Late in 2009 my quest for a portable conference phone lead me to try the Ipevo X1-N6 Internet Conference Station. On the surface the X1-N6 has an attractive set of capabilities and a very attractive price point. Unfortunately, the unit that I purchased from my local Fry’s Electronics did not meet my expectations, so after a few weeks I returned it for a refund.
When I posted my experience with that device it caught the attention of the manufacturer. They had some theories as to why the unit I had behaved as it did. They asked me to return to the unit to them for investigation, but by then I had already returned it to the retailer. Since they could not pursue that situation further the manufacturer promised to send me a sample unit when their next production batch arrived from the east.
A couple of weeks ago friend Tony up at Gigaset promised to send me a couple of the newer Gigaset DECT handsets that they’ve started to sell in the US. The box arrived and true to his promise there are a couple of handsets..but this is not about them. Left with a little space in the box Tony threw in a Gigaset One Bluetooth interface device. It’s proven to be a curious and interesting little device.
Let me be completely clear about this….it’s not often that manufacturers just send me stuff (disclosure statement). After almost 600 posts to this blog I’ve managed forge a few good relationships with manufacturers, but in most cases I simply buy whatever hardware I truly need, and that’s what I get to write about.
I’d like to add these guys to my series on Making Use of HDVoice Right Now, but a cursory look at their service offering reveals that their free accounts don’t have access to G.722 based services. You must be on a paid account to get into the trial.
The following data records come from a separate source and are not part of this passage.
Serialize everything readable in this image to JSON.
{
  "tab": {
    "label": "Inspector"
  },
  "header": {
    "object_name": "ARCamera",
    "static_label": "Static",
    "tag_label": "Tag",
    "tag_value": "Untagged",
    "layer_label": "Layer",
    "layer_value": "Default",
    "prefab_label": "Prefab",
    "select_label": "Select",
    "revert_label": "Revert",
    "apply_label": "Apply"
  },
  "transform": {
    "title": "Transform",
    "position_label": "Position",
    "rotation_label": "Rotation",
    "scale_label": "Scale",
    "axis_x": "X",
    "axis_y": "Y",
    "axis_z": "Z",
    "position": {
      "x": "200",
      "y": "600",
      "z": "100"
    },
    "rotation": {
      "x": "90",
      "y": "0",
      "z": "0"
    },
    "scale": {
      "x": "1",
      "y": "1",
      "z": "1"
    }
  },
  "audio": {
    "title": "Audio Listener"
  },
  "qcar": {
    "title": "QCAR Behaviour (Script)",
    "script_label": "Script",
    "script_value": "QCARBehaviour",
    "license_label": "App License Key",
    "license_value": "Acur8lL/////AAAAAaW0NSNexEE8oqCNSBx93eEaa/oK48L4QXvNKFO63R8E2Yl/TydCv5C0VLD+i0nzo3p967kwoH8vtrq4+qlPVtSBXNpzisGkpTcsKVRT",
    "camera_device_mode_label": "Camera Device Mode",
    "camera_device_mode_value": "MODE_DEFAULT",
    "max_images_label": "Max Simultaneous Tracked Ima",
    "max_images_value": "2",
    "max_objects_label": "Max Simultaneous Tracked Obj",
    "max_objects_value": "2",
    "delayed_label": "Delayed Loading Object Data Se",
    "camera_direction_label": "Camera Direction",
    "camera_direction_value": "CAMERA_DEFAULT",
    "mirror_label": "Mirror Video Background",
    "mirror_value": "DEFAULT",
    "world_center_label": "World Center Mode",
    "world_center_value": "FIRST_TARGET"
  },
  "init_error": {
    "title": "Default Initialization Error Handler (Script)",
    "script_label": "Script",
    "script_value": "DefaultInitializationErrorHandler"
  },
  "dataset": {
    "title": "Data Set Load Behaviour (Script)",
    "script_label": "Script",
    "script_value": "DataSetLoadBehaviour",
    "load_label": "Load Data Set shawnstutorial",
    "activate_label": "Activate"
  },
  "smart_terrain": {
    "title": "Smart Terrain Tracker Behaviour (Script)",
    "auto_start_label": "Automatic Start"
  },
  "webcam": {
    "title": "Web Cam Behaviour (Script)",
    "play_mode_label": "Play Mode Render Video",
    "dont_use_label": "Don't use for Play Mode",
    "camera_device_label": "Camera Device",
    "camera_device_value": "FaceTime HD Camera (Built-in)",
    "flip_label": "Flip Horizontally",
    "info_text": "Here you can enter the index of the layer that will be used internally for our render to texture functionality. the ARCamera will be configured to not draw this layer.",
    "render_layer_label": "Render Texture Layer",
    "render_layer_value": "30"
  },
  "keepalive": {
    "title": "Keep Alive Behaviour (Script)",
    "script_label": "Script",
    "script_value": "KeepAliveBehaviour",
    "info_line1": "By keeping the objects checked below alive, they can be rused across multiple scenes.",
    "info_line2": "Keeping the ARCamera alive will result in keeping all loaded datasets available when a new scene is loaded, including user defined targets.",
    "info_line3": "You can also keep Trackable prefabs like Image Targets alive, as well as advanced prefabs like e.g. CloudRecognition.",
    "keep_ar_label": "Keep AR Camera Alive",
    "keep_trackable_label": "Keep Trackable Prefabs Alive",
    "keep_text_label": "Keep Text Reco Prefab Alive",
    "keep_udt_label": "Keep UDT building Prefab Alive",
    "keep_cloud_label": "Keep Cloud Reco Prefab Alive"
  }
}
To date everything in that series has been possible with free accounts from the likes of Skype, OnSIP, Gizmo5, SIPGate and IdeaSIP.
Voxbone’s iNum service this week announced that Verizon, British Telecom and Belgacom are now supporting their +883, the country code for “planet earth.”
From the companies press release:
“Gaining recognition of iNum from traditional, non-VoIP carriers is critical to iNum’s long-term success and, more broadly, is a major industry milestone, signaling a pivotal change in the thinking of the world’s national carriers,” said Rod Ullens, CEO of Voxbone. “With short- or long-term IP conversion plans of their own, most incumbent operators are no longer fighting but rather embracing Internet-based communication services.”
Of course, their perspective on this is not quite the same as my own. AT&T want to be rid of the $60/mo for all-you-can-eat billing model and charge based upon actual usage, perhaps in some sort of tiered fashion.
Literally everyone knows that the current billing model is badly broken. Their flat rate “unlimited” plans are not really unlimited at all. My Sprint 3G service was pretty plain about it being capped at 5 GB/month. Beyond that I’d guess that it gets costly. Moreover they claim performance levels that almost no-one ever achieves in practice.
On April 18th Amazon finally responded publicly with respect to the SIP attacks recently suffered from hosts within their EC2 service. Their response comes in the form of an informational security bulletin posted to their AWS Security Center.
There have been some recent discussions about SIP brute force attacks originating from Amazon EC2. We can confirm that several users reported SIP brute force attacks originating from a small number of Amazon EC2 instances about a week ago. It appears these attacks were designed to exploit security vulnerabilities in the SIP protocol. There is nothing specific about this attack that requires Amazon EC2. It was a brute force attack that could be launched from any computer on any network.